The use of metaphor is extensively employed in the book. For example, when the author uses the word Bikini Atoll to describe the island where the book is set in, he made a direct comparison to the way the island is beautiful and relaxed. This shows how the pace of life is slow just like it is on many islands of small sizes. Moreover, it shows how detached the island is from the rest of the world just like the way real Atolls are detached. This is exemplified by the scenario where Sorry is amazed to see large cities on the Japanese soldiers’ magazine. Another metaphor was the name Sorry. Since the author was present on the island during the actual bomb testing and evacuation of island’s inhabitants, he uses the name as an apology to the people of the island since he was among the Americans who evacuated the inhabitants.

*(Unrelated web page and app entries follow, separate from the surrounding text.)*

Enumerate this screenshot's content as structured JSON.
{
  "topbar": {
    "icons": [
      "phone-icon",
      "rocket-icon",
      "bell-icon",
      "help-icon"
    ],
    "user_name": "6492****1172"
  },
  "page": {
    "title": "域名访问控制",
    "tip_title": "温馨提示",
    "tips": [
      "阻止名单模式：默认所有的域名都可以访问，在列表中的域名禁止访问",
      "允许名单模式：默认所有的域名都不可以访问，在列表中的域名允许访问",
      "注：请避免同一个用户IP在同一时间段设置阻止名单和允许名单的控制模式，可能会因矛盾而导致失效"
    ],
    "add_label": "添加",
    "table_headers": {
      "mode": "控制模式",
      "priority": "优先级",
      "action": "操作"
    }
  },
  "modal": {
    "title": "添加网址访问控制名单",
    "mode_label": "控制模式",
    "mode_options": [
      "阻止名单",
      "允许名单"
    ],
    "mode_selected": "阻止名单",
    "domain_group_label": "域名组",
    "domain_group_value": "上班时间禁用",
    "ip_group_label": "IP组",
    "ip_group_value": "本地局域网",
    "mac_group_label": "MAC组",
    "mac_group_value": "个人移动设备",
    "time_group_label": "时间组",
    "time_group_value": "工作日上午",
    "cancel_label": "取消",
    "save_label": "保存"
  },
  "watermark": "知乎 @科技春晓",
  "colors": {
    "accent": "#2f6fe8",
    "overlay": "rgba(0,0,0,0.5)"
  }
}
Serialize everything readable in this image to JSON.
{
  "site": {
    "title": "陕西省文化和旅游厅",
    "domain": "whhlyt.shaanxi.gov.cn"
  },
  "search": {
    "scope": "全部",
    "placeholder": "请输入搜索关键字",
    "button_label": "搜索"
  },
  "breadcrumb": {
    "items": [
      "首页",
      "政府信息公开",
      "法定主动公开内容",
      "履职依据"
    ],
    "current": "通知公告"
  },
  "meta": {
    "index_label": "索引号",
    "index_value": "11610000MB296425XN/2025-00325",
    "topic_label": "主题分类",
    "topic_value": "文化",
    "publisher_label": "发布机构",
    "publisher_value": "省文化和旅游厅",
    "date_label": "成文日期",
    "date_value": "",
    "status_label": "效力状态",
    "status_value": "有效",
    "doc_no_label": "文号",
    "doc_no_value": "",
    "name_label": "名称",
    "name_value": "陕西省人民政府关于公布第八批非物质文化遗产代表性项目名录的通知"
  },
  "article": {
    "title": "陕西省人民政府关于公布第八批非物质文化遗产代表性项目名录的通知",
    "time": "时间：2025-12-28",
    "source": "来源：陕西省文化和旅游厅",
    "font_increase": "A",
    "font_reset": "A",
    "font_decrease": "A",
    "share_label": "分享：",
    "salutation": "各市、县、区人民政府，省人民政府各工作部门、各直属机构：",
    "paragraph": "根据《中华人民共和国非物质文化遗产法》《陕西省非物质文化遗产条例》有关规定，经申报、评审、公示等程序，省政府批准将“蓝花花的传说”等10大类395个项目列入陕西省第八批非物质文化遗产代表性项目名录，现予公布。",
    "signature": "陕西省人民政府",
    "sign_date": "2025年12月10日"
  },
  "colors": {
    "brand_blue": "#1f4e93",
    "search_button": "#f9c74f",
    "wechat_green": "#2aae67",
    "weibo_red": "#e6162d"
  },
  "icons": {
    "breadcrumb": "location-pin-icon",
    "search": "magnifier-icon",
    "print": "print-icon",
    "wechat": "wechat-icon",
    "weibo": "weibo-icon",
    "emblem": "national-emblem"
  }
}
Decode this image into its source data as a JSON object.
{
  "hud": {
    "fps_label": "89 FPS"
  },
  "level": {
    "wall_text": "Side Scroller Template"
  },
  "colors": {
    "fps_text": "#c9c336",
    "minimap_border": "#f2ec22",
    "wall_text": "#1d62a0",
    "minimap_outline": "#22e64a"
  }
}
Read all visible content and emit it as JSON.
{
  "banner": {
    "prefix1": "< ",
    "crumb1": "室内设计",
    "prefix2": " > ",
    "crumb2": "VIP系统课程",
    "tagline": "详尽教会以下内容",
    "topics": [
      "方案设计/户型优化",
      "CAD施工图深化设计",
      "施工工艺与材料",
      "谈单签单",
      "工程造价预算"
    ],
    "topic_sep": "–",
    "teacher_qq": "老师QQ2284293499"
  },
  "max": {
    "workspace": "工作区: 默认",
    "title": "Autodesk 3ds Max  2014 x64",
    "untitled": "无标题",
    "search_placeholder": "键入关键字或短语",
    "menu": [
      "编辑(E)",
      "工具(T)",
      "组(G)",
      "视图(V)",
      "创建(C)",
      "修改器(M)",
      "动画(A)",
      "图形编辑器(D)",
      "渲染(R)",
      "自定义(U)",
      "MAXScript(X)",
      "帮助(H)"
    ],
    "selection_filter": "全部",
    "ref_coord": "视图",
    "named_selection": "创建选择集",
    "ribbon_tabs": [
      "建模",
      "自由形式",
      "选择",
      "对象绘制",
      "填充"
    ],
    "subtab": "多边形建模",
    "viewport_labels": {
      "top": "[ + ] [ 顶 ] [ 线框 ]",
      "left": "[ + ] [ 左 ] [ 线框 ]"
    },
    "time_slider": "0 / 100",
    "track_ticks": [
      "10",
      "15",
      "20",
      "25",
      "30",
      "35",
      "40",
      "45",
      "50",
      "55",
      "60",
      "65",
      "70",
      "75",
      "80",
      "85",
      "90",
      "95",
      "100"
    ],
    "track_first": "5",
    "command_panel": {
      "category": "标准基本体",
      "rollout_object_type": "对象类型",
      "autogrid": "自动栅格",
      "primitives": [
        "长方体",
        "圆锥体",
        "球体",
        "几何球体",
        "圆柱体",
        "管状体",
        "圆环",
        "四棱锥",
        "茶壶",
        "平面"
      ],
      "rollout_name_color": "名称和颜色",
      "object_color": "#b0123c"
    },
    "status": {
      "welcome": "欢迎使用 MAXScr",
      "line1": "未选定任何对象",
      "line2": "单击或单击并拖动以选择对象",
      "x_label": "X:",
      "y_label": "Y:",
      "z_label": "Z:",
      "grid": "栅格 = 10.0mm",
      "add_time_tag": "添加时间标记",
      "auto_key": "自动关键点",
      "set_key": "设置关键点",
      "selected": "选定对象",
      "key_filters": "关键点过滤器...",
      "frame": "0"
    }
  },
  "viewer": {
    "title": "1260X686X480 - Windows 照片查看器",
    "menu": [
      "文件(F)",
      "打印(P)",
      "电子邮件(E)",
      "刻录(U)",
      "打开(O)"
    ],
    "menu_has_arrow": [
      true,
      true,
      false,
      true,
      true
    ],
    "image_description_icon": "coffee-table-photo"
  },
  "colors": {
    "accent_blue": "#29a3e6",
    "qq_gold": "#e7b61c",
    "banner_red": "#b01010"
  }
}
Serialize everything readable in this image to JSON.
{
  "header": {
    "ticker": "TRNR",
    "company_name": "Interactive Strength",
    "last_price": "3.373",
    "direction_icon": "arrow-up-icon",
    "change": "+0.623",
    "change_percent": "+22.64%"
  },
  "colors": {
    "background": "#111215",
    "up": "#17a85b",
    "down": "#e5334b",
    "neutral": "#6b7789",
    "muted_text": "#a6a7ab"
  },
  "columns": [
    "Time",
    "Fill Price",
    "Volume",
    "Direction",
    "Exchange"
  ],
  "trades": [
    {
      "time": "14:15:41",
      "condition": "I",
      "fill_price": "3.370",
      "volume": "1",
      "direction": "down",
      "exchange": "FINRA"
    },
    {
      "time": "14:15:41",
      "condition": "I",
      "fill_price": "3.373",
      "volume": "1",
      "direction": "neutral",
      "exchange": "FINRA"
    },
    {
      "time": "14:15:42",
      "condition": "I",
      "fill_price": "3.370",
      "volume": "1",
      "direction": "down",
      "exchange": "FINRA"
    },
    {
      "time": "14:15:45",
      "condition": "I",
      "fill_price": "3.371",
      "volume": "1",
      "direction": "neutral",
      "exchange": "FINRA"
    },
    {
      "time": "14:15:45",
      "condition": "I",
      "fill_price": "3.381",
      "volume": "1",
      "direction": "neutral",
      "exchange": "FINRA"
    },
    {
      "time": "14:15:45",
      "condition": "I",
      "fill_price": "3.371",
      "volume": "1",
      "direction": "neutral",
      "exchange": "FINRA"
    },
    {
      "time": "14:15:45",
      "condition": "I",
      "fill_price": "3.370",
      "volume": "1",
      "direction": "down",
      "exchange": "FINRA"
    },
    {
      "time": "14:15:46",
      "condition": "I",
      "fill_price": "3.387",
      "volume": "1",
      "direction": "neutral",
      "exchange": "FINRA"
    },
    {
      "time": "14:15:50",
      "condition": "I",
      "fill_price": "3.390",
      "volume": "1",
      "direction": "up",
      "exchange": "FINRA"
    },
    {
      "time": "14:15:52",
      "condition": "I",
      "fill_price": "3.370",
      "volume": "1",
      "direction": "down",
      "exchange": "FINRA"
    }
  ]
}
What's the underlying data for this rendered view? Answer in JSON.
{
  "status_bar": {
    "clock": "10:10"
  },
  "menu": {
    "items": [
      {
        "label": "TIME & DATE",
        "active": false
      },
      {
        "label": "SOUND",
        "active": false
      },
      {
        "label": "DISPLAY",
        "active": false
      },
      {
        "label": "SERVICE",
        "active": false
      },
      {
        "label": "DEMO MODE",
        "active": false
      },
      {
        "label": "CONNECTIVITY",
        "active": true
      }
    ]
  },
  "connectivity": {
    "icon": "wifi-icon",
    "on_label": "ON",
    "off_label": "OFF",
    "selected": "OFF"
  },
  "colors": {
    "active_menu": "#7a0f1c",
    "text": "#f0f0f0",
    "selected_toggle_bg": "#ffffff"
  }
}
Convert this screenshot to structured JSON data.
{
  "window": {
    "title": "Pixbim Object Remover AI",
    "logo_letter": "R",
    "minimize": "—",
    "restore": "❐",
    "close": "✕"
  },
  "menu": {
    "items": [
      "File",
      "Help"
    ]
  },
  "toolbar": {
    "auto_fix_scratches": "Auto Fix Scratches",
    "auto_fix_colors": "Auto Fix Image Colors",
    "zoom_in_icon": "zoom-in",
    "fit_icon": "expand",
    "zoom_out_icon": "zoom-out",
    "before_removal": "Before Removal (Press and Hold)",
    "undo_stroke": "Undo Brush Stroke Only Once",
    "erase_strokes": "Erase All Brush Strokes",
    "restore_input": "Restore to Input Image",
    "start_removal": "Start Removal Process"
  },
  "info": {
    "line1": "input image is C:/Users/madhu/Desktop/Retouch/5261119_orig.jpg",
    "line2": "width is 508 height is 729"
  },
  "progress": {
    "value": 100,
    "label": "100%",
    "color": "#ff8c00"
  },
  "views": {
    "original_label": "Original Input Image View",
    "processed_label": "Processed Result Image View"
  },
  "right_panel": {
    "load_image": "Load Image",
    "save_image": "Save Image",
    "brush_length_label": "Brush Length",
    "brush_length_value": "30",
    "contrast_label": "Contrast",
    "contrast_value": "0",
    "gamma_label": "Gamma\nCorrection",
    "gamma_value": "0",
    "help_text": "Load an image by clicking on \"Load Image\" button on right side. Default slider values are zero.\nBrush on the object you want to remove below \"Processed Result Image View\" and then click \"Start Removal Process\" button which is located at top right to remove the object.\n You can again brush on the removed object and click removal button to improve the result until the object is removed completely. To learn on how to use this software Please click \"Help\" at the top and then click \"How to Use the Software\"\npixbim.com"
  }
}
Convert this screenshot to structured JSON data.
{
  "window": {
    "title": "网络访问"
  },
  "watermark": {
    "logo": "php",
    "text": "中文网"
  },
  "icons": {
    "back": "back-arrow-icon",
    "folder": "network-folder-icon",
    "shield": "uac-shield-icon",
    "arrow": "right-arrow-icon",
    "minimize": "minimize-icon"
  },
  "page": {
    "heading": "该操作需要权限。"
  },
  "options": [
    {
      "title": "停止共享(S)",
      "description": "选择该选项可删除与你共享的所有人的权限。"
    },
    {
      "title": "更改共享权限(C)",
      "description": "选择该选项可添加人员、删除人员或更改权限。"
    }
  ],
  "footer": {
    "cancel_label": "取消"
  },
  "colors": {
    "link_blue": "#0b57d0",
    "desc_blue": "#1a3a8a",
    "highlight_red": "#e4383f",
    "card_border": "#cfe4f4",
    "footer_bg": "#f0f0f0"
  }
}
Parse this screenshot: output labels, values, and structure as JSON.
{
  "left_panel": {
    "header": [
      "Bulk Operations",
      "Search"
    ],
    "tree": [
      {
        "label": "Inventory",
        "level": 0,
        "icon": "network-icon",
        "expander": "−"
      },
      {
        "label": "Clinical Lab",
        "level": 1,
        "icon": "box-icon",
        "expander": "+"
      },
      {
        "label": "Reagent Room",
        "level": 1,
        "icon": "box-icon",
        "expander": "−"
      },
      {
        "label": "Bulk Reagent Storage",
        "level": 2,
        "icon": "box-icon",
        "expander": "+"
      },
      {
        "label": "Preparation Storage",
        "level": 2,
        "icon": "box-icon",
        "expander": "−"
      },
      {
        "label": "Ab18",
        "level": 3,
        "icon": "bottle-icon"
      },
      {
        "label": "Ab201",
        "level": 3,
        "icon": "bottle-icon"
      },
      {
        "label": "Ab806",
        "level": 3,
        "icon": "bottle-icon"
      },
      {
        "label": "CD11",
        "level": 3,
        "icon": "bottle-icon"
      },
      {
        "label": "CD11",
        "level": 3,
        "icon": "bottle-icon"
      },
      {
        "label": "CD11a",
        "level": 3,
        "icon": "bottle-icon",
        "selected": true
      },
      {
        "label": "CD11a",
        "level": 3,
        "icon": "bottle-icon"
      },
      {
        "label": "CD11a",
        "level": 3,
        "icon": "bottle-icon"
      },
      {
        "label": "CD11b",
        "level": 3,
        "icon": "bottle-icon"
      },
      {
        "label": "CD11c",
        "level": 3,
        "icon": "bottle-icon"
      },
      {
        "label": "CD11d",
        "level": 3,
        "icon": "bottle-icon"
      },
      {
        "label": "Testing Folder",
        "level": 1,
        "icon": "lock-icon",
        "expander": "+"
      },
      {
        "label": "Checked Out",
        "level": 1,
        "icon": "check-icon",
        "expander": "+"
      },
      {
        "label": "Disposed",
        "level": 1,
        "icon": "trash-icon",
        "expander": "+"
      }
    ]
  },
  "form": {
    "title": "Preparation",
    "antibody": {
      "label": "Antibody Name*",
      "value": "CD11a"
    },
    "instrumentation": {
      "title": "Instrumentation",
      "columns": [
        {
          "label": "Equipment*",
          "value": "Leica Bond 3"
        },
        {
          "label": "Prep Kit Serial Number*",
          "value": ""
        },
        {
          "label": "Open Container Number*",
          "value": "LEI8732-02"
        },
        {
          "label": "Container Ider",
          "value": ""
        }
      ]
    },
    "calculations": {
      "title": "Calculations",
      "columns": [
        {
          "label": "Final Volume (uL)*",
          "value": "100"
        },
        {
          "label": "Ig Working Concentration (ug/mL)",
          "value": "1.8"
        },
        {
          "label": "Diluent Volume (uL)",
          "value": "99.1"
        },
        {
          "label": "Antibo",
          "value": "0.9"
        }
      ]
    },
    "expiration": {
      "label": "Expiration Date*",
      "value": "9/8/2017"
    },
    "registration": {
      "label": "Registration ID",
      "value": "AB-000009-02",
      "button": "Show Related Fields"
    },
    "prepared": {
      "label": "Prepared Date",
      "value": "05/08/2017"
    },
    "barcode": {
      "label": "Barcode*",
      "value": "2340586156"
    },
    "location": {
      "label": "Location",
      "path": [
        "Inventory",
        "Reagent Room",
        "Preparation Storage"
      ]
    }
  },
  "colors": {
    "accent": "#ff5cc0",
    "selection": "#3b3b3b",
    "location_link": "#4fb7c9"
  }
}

The book has been delivered through several tones. The most pronounced tone, however, is resourcefulness. The book carries a remorseful tone of a war veteran who saw it only fit to tell the public about the affairs that happen on the Bikini Atoll Island when the Americans evacuated people and bombed the island during its testing. The author was part of a naval group of the United States whose mission was to perform nuclear bomb test on the Pacific island. The author presents his remorse by showing how the island’s natives suffered. This suffering was through how the United States soldiers mistreated the natives inhabitants. The soldiers even raped the women of the island. This is evidenced when the author shows us a glimpse into Sorry’s mind when he was contemplating of the reaction he would take were the soldiers to rape his little sister. Another apology that the author makes through the book was the fact that the people who fought the vile act of the nuclear bomb testing all suffered fatal ends. An example is Sorry’s uncle who died of a heart attack in the midst of accomplishing his plans to save the island. Another hero who died while trying to save the island was Sorry and several other people including his grandfather. Moreover, several other people were killed by the bomb and those that survived died of starvation since they were not relocated. In addition to that, those people that returned to the island years later suffered radiation poisoning from the remnants of the elements of the bomb. The author conveys this message of remorse in his apologetic description of the above occurrences. Another tone that the author used to deliver the message is violence. The author makes use of a violent tone to show the brutal nature that the islanders lived in before and after the Japanese and American inhabited the island. This has been achieved by the description of how sharks mauled people and how people were dying in the second world war. Moreover, the author uses a violent tone to describe how Sorry felt when he said that he would pick up the axe were his family to be threatened.      The book ends in violent crescendo when the bomb explodes and with Sorry and his comrades.

Conclusion

The novel, the bomb serves its purpose of its readers an intimate perspective on the effects of nuclear testing on Bikini Atolls in the 1940s. Through the incorporation of different stylistic and literally devices such as tone, metaphor, and symbolism to show how the author felt about the nuclear testing affair. The author used symbolism mostly in the naming of the characters and geographical setting of the story. He also symbolizes some of the characters who wanted to emancipate the island with the characters in The Bible. He uses metaphor too in the naming of people. In conclusion, he uses tone to create an atmosphere of remorse and violence.